### PROBLEM STATEMENT
The answer must consist of every line from the entries that holds the word "type".

### SOURCE DATA
'''

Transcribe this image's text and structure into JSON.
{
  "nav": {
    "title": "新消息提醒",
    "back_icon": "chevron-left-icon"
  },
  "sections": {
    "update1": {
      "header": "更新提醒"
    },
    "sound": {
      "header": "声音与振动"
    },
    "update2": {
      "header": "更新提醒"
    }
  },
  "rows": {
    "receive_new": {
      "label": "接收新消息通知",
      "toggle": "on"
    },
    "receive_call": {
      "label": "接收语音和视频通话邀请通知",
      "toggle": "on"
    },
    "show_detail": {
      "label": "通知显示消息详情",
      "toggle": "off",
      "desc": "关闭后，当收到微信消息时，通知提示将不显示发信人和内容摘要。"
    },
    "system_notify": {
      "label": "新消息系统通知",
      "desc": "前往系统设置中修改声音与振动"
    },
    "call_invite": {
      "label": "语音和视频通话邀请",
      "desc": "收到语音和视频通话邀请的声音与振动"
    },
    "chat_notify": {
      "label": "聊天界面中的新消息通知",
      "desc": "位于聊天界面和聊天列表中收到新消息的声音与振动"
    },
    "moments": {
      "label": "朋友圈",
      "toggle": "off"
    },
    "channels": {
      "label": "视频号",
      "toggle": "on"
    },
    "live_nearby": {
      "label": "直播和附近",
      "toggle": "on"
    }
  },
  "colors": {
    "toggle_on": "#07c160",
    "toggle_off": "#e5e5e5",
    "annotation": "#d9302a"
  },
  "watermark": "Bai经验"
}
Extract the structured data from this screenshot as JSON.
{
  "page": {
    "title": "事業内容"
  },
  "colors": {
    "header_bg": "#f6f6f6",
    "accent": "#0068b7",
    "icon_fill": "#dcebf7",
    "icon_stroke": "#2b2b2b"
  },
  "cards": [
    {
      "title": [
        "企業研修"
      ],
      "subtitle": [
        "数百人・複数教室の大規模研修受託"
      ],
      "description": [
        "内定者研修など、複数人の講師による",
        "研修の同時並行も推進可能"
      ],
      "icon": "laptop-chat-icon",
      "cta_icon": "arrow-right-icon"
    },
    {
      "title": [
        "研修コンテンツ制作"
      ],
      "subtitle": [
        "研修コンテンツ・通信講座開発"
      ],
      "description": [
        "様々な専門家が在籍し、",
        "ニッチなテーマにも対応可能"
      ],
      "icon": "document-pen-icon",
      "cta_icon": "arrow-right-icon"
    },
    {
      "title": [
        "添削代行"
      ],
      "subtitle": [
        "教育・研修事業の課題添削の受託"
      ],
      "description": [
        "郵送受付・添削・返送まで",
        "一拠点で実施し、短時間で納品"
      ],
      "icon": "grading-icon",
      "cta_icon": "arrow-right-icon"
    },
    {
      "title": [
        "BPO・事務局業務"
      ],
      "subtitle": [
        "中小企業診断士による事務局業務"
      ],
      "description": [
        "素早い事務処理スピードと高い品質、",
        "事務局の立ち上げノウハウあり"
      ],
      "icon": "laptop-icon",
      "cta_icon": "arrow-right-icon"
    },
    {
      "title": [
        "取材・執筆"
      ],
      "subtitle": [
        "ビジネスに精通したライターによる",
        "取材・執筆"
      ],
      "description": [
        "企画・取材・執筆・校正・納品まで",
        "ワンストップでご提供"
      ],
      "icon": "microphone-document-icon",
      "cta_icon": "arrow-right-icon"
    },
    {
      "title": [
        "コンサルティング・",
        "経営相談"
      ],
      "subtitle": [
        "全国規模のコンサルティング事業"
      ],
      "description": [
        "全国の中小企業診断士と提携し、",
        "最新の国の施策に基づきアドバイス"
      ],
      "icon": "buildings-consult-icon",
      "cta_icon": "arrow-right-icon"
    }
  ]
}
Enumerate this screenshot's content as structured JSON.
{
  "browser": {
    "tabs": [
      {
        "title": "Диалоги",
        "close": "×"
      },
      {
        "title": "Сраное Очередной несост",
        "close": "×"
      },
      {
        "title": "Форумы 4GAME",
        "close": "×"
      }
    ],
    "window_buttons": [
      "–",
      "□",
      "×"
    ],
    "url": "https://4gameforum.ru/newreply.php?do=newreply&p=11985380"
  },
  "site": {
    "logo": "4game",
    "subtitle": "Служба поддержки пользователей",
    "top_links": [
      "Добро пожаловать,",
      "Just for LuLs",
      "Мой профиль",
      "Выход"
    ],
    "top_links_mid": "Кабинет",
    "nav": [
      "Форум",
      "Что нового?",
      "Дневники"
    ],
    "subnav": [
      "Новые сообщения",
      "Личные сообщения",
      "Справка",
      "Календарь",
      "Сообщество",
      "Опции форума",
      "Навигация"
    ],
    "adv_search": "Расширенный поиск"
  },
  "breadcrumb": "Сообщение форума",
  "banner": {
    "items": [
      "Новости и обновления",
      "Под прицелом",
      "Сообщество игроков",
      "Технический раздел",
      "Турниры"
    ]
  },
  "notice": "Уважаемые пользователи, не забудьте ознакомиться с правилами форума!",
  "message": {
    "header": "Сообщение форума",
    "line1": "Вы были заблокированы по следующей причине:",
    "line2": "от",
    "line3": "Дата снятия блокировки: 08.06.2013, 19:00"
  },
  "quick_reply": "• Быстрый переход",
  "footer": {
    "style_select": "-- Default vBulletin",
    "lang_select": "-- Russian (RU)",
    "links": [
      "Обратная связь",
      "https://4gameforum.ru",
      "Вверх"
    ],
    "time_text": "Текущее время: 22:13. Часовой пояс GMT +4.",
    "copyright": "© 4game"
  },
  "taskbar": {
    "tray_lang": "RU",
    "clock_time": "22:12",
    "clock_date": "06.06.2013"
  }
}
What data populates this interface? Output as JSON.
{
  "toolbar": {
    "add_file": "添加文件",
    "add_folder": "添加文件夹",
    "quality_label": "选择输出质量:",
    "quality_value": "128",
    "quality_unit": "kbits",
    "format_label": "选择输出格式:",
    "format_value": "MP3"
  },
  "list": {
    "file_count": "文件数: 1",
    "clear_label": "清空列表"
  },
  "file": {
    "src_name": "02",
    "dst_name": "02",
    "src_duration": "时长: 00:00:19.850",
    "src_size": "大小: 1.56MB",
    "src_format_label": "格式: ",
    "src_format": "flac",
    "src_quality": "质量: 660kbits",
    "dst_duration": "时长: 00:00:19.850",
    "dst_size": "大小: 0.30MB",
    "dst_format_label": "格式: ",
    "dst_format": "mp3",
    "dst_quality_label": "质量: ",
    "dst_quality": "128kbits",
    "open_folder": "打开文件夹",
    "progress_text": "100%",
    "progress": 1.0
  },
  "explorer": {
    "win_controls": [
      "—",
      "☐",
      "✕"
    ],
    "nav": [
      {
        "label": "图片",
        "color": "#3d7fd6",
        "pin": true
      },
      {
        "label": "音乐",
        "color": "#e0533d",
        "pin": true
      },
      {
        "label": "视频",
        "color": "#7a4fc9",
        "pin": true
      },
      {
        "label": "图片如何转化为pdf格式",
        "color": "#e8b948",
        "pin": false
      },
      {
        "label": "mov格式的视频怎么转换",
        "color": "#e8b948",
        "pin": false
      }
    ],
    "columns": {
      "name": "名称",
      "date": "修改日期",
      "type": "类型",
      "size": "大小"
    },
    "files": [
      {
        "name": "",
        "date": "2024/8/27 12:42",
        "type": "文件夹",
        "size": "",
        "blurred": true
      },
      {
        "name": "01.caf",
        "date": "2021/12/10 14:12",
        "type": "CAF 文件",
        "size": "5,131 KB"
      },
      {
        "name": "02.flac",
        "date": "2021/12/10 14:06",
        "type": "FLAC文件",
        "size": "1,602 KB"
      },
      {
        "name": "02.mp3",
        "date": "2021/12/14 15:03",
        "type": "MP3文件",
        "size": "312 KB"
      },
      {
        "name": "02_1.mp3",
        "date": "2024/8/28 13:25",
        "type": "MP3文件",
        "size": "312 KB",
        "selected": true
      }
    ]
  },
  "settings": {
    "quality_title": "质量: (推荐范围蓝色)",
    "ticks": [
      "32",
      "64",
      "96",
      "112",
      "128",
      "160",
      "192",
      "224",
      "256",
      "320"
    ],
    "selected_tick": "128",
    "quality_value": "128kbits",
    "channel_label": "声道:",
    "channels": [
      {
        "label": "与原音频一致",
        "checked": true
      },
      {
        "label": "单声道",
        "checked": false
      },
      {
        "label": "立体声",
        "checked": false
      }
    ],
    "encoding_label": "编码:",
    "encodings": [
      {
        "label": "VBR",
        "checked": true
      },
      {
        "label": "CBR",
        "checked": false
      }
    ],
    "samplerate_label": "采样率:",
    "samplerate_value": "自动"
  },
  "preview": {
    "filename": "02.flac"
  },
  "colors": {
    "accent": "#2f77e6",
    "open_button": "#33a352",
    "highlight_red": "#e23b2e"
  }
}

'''

### SOLUTION
      "type": "类型",
        "type": "文件夹",
        "type": "CAF 文件",
        "type": "FLAC文件",
        "type": "MP3文件",
        "type": "MP3文件",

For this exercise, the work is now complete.